* _Records for this exercise_
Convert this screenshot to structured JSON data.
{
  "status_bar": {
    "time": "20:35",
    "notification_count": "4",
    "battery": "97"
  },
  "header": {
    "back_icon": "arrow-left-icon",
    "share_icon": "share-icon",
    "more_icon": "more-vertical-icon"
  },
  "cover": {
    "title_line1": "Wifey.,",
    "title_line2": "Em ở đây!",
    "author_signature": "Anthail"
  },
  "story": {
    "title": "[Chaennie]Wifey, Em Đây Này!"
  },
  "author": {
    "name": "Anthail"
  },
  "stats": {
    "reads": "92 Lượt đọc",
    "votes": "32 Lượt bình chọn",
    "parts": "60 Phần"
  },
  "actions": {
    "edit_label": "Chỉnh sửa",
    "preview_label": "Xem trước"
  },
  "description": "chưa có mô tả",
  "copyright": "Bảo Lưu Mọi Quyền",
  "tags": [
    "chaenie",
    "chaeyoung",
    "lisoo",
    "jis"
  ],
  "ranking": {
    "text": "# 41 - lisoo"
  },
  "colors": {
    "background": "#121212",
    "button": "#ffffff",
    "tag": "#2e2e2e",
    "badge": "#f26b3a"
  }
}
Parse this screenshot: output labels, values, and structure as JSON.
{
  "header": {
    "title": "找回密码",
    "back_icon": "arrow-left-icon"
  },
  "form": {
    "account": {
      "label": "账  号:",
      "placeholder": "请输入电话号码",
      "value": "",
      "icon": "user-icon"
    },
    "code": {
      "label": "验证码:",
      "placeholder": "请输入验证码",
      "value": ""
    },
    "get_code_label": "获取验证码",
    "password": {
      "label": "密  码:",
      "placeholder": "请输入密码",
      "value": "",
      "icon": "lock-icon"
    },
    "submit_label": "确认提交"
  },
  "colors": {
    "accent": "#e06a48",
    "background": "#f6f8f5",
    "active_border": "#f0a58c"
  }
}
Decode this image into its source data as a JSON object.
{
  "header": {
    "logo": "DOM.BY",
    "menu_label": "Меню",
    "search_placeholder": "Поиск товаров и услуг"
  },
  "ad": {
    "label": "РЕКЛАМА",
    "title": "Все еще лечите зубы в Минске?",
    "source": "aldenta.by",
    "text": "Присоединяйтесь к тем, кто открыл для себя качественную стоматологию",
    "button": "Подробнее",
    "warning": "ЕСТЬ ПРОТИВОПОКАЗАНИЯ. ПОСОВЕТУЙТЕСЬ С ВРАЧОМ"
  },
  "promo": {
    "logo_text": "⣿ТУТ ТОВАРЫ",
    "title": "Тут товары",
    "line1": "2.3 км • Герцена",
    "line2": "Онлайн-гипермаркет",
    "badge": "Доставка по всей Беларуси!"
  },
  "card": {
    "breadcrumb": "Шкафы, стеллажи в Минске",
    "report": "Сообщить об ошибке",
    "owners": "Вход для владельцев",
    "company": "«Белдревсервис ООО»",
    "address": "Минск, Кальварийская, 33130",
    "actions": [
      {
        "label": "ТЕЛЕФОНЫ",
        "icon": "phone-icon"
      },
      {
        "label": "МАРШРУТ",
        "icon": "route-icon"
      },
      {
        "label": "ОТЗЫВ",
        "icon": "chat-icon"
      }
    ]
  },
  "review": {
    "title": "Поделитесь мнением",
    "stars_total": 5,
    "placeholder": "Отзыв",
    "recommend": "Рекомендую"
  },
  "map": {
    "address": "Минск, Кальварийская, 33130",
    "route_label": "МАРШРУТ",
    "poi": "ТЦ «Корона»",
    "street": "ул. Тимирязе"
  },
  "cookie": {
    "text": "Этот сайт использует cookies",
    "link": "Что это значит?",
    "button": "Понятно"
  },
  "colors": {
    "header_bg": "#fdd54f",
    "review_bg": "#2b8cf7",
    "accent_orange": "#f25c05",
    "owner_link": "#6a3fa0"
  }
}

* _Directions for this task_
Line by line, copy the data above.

* _Reply_
Convert this screenshot to structured JSON data.
{
  "status_bar": {
    "time": "20:35",
    "notification_count": "4",
    "battery": "97"
  },
  "header": {
    "back_icon": "arrow-left-icon",
    "share_icon": "share-icon",
    "more_icon": "more-vertical-icon"
  },
  "cover": {
    "title_line1": "Wifey.,",
    "title_line2": "Em ở đây!",
    "author_signature": "Anthail"
  },
  "story": {
    "title": "[Chaennie]Wifey, Em Đây Này!"
  },
  "author": {
    "name": "Anthail"
  },
  "stats": {
    "reads": "92 Lượt đọc",
    "votes": "32 Lượt bình chọn",
    "parts": "60 Phần"
  },
  "actions": {
    "edit_label": "Chỉnh sửa",
    "preview_label": "Xem trước"
  },
  "description": "chưa có mô tả",
  "copyright": "Bảo Lưu Mọi Quyền",
  "tags": [
    "chaenie",
    "chaeyoung",
    "lisoo",
    "jis"
  ],
  "ranking": {
    "text": "# 41 - lisoo"
  },
  "colors": {
    "background": "#121212",
    "button": "#ffffff",
    "tag": "#2e2e2e",
    "badge": "#f26b3a"
  }
}
Parse this screenshot: output labels, values, and structure as JSON.
{
  "header": {
    "title": "找回密码",
    "back_icon": "arrow-left-icon"
  },
  "form": {
    "account": {
      "label": "账  号:",
      "placeholder": "请输入电话号码",
      "value": "",
      "icon": "user-icon"
    },
    "code": {
      "label": "验证码:",
      "placeholder": "请输入验证码",
      "value": ""
    },
    "get_code_label": "获取验证码",
    "password": {
      "label": "密  码:",
      "placeholder": "请输入密码",
      "value": "",
      "icon": "lock-icon"
    },
    "submit_label": "确认提交"
  },
  "colors": {
    "accent": "#e06a48",
    "background": "#f6f8f5",
    "active_border": "#f0a58c"
  }
}
Decode this image into its source data as a JSON object.
{
  "header": {
    "logo": "DOM.BY",
    "menu_label": "Меню",
    "search_placeholder": "Поиск товаров и услуг"
  },
  "ad": {
    "label": "РЕКЛАМА",
    "title": "Все еще лечите зубы в Минске?",
    "source": "aldenta.by",
    "text": "Присоединяйтесь к тем, кто открыл для себя качественную стоматологию",
    "button": "Подробнее",
    "warning": "ЕСТЬ ПРОТИВОПОКАЗАНИЯ. ПОСОВЕТУЙТЕСЬ С ВРАЧОМ"
  },
  "promo": {
    "logo_text": "⣿ТУТ ТОВАРЫ",
    "title": "Тут товары",
    "line1": "2.3 км • Герцена",
    "line2": "Онлайн-гипермаркет",
    "badge": "Доставка по всей Беларуси!"
  },
  "card": {
    "breadcrumb": "Шкафы, стеллажи в Минске",
    "report": "Сообщить об ошибке",
    "owners": "Вход для владельцев",
    "company": "«Белдревсервис ООО»",
    "address": "Минск, Кальварийская, 33130",
    "actions": [
      {
        "label": "ТЕЛЕФОНЫ",
        "icon": "phone-icon"
      },
      {
        "label": "МАРШРУТ",
        "icon": "route-icon"
      },
      {
        "label": "ОТЗЫВ",
        "icon": "chat-icon"
      }
    ]
  },
  "review": {
    "title": "Поделитесь мнением",
    "stars_total": 5,
    "placeholder": "Отзыв",
    "recommend": "Рекомендую"
  },
  "map": {
    "address": "Минск, Кальварийская, 33130",
    "route_label": "МАРШРУТ",
    "poi": "ТЦ «Корона»",
    "street": "ул. Тимирязе"
  },
  "cookie": {
    "text": "Этот сайт использует cookies",
    "link": "Что это значит?",
    "button": "Понятно"
  },
  "colors": {
    "header_bg": "#fdd54f",
    "review_bg": "#2b8cf7",
    "accent_orange": "#f25c05",
    "owner_link": "#6a3fa0"
  }
}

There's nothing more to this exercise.